Finally gone bed at almost 3:00 AM with an alarm set at 6.30 AM. Managed to wake up at 7:00 AM. Did another rehearse, freshened up, had breakfast and ready to check out at 8:30 AM. Reached the venue at 9:00 AM.

Finally at the hall

As soon as I entered the conf hall, I was able to realize that my heartbeat rate was elevated. Managed to chose a seat at the center of the hall. As per the schedule, I was the second speaker. So, I decided to give another skim of my slides.

But, unfortunately (or maybe, fortunately) the first speaker was running late that morning and one of the organizers asked me if I’m okay to start first. I accepted without a second thought and I don’t know how I did that till date 🙃

So, the first speaker of the conference! Went up to the stage and the rest was like magic. Even though I cannot claim the talk to be perfect, I managed to finish all the slides as well as the coding session right on time (20 minutes) with a decent flow.

The entire 20 minutes was a great experience. That gives me confidence in applying for future meetups and conferences. It proved to me that I can face a group of people and project an idea that I know. This was the much-needed tool in my toolkit.

I got the perk of being the first speaker of the day. I watched all the 15 talks (yes, 15 talks in a day) without any elevated heart rates 😛. As I mentioned, talking to new people was really tough for me. But, the co-speakers were really welcoming and they themselves initiated the conversation and I really like this about meetups and conferences. Got some really good friends at the end of the day.

So, How was the conference? Well…

Overall, the entire experience was great and that was really an “AwesomeConf” of 2019 for me. I have to thank the organizers, Rahul and Swapnil as well as the awesome sponsor, Meesho, for the wonderful venue and again awesome lunch 😋

NOTE: If anyone wants to speak and you are not doing that because you think you are an introvert and not comfortable with a new group of people, I urge every one of you to attend/speak at the local meetup and conferences. You will never regret your choice and you’ll definitely thank me.

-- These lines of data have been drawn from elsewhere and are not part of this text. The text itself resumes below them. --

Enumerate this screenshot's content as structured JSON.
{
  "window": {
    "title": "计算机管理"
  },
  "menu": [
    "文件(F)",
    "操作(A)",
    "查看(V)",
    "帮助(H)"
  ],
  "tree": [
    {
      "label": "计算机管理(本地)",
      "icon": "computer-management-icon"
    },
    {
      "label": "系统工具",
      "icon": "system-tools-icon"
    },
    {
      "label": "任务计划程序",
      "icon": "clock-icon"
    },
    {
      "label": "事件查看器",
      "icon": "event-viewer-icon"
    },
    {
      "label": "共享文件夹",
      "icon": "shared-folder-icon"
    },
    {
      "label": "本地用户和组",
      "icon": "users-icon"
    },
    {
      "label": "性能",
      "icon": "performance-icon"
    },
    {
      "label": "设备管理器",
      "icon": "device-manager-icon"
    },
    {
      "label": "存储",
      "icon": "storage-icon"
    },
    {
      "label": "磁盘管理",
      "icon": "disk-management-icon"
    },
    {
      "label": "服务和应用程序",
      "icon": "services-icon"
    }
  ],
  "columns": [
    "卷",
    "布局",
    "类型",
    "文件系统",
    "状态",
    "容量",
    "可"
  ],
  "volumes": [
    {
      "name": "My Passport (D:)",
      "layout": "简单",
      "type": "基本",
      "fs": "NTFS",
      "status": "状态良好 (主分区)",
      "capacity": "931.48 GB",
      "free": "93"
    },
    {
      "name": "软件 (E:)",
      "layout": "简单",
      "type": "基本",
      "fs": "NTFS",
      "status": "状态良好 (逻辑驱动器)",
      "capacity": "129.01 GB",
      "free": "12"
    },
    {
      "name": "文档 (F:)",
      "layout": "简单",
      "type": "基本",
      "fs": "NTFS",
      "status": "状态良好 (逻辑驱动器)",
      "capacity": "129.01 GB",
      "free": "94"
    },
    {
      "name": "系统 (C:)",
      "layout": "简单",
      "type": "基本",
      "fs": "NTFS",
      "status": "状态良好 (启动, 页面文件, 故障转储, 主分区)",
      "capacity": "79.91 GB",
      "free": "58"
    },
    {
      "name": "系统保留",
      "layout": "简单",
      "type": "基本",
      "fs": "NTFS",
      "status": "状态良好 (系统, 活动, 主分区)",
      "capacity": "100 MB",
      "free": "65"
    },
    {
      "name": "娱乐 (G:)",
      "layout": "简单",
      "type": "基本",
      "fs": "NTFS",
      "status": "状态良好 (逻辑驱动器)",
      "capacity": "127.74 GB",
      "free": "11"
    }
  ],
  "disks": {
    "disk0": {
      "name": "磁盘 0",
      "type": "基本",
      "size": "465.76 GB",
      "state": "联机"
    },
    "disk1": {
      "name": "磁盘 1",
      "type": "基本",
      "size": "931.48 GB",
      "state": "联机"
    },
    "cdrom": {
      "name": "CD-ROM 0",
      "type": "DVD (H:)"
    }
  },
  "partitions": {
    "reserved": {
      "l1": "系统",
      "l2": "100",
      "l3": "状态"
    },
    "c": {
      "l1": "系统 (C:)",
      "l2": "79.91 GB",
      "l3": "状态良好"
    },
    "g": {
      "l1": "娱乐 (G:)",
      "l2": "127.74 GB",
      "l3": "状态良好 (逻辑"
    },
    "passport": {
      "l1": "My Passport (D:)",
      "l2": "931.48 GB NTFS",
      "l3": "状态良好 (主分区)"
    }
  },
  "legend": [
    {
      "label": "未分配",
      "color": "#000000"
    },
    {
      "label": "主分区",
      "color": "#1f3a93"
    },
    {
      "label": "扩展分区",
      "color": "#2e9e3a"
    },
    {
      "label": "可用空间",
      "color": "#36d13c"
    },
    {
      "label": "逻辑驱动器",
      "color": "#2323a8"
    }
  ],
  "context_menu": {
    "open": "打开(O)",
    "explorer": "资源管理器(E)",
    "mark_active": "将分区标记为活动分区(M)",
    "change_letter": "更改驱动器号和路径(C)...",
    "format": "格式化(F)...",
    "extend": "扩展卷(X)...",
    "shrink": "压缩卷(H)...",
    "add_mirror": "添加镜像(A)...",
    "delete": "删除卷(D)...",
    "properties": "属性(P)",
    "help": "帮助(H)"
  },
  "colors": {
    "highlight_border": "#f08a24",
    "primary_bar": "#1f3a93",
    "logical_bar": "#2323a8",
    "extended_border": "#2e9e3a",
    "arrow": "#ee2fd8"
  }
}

Tips from an FTS:

As I mentioned, these are some tips I can give from my experience being a Frist time speaker as well as from my friends who helped me preparing the talk:

  • Prepare the slides as soon as possible.
  • Practise your talk enough. If possible, record them and re-watch. That will definitely help you in a lot of ways.
  • Try to do mock presentations with your friends and collect feedback (again, Record)
  • If you are planning to do live coding session, set up the IDEs and servers (if any) beforehand. You cannot make your attendees wait till the server is up or your IDE indexes all your files.
  • If you are using a web browser, which you will most likely be, try to keep your browser clean without a lot of extensions or fancy themes, new tab settings. Those things might distract attendees.
  • Prepare and use snippets to do coding faster. You need not write every single statement in front of the attendees.
  • If possible, prepare GIFs or video of your coding session. If anything goes wrong on live coding, we have a Plan B.
  • Have the presenter note in few mediums: Mobile, hard copy, desktop, etc.
  • Have breakfast on the conference day.
  • Prepare your stay and travel (if any) before the conference date. This will keep your focus on the presentation and avoid unnecessary last-minute surprises. Services like Uber, OYO are really helpful.
  • Take a lot of pics on the conferences 😉
  • Above all, try to interact with the attendees and speakers. At my view, it’s one of the core parts of meetups and conferences.

Thanks for reading through my experience. I hope the tips will be helpful. I’m so grateful that a few of my friends are more excited about this than me. Once again, thanks to everyone who helped me in this little but effective journey.

The actual title of my talk was “Ember and Vue: How they share values?” and planning for another blog with the actual talk content. So, stay tuned.